Many buildings are really old and damaged-looking. They are built to last for a long time. Some apartments are built with the ground floor as the parking lot while the rest of the building is supported only by pillars or columns. I suspect that these kind of buildings are remnants of Japan’s earlier days when the nomads began to settle and more permanent settlements began. The buildings were similar, except the purpose: to protect food stores. But it’s funny to see these things still around after several hundreds of years.
I live in Okinawa, so you are more likely to find some non-Japanese architecture, like the old house in the picture.
I graduated school as a double-major in art and sports medicine. Even though I spent most of my time doing my science work while art took a backseat, I don’t use science in the real world. As an English teacher, I don’t even need science-but I use my art training every day.
It’s not the ability to draw, as shown below, that makes art an asset in my life. Art goes beyond skill and touches the mind or the heart. In the mind, you learn how to create, dismantle, and improve all aspects of creativity within nature. It doesn’t have to be drawing, painting or sculpting, because creativity and creation don’t come from those skills. They’re a result, a way to combine two ideas together.
I use this kind of creativity to include culture and art into the lessons I help teach in Japan. The visual element peaks students’ interest and the characters become a reference point for students.
The images below are pieces I drew for one lesson, but I ended up drawing four more images for another lesson. “Are you a rabbit?”
“No, I am not.”
Being able to use art to teach “Are you…” makes me happy that I majored in something other than science.
In Okinawa, there are these lion-dog looking beasts on every building. These are shisas, the guardians of Okinawa. Supposedly, they come from China, like many foods here.

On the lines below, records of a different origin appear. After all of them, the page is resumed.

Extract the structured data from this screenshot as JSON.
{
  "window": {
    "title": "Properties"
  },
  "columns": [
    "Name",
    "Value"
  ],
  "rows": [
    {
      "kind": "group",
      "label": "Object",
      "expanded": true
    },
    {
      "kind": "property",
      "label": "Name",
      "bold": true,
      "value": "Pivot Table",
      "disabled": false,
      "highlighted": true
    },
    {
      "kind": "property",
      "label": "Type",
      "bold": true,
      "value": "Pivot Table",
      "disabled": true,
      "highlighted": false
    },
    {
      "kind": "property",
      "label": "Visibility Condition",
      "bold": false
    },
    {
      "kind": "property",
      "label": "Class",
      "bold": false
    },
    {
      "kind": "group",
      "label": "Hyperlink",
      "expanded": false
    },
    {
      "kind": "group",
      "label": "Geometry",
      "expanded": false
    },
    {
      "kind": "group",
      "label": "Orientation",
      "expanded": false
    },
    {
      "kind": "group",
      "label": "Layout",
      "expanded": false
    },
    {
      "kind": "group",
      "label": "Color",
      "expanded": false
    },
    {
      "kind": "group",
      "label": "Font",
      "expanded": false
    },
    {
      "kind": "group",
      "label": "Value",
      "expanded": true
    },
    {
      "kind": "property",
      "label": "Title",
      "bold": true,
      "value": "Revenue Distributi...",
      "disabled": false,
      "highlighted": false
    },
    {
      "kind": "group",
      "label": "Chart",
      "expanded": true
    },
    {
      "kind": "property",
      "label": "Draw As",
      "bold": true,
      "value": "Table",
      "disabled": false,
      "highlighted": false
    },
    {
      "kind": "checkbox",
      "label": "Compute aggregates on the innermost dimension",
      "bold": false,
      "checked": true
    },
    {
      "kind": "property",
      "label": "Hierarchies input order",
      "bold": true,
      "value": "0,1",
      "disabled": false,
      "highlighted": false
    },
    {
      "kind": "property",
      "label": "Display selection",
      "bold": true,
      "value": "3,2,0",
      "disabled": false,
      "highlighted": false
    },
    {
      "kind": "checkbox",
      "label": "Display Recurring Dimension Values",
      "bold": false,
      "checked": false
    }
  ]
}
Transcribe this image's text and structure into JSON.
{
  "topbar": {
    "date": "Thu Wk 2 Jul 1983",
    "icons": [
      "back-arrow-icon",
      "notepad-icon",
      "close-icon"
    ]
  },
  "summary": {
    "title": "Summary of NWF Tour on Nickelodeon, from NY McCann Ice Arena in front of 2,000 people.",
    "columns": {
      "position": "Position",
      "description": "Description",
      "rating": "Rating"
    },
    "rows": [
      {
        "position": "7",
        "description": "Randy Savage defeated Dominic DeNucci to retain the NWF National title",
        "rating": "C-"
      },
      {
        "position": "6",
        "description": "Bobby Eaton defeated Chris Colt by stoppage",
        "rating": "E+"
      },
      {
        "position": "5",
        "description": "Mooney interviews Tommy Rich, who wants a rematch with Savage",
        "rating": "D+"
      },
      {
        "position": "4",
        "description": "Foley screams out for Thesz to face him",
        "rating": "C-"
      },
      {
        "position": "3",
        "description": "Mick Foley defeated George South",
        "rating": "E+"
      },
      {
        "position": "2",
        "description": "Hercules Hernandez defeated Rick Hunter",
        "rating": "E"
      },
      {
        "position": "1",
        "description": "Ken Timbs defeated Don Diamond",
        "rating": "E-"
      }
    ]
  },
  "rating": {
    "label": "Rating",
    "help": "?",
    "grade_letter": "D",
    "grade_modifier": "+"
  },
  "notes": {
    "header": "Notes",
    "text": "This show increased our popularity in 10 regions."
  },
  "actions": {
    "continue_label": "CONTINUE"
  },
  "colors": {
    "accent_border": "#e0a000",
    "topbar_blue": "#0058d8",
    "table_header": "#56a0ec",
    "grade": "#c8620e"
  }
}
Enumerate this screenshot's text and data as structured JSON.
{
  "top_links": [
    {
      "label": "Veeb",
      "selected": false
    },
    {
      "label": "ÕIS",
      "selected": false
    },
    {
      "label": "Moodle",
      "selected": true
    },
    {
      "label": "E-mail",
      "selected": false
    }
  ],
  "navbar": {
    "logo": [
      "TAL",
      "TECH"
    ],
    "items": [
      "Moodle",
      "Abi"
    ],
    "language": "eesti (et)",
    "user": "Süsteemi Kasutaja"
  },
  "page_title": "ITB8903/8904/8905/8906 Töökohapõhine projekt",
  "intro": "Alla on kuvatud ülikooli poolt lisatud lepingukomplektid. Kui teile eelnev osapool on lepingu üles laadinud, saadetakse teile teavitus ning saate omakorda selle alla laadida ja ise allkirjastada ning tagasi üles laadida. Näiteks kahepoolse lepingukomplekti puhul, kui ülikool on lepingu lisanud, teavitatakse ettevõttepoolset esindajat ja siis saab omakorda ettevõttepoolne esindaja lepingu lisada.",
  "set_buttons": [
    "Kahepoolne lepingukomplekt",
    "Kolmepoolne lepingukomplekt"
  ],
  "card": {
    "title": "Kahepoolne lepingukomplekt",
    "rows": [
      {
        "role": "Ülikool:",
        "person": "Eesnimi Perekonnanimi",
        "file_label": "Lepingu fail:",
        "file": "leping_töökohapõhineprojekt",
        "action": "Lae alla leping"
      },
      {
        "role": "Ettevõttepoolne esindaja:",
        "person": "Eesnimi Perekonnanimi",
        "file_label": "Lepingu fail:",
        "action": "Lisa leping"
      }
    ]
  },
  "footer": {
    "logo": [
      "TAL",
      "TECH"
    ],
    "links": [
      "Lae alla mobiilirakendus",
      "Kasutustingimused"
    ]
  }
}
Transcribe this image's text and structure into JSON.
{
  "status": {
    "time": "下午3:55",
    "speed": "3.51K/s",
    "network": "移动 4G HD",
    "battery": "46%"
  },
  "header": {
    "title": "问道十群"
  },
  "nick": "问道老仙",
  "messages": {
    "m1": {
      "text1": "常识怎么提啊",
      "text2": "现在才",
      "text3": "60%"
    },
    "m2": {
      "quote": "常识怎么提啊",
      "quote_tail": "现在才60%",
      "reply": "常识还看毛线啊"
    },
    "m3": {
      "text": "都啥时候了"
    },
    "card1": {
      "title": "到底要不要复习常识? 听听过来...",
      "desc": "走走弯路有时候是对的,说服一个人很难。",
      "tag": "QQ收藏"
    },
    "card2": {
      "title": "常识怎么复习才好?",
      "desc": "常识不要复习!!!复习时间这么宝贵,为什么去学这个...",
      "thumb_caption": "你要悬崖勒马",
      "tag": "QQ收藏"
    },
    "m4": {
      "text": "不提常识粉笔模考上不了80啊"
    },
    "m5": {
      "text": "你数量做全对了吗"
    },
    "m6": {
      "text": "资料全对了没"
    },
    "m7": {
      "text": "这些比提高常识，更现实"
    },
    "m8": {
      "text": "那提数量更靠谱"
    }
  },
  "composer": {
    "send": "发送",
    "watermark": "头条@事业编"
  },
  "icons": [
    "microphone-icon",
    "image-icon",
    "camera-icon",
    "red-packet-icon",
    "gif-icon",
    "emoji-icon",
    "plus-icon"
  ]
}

The male shisas have their big jaws open, their teeth showing as in a half-growl to scare evil from the building. The female shisas have closed mouths, keeping all the good things from escaping the building. Everywhere, one male shisa and one female shisa work in unison to maintain peace and harmony in the home.
Of course, I don’t know how much of it is true. A local told me this with a strong sense of pride for the Okinawa lifestyle.
It’s raining pretty badly here in Okinawa. Much like San Diego, Okinawa’s rainy season hits around April or May, so the umbrellas have to come out. It gets pretty muggy (but if you say that to an Okinawan, magi (マギ) means “big” in Okinawan dialect). The dark clouds roll around and the gloom just settles into each class. But when I see flowers as beautiful as the one in the picture, I feel a little more happy. Though places as warm and tropical as Okinawa exist, when their brightness is lacking, a small piece of sun is all you need to warm up.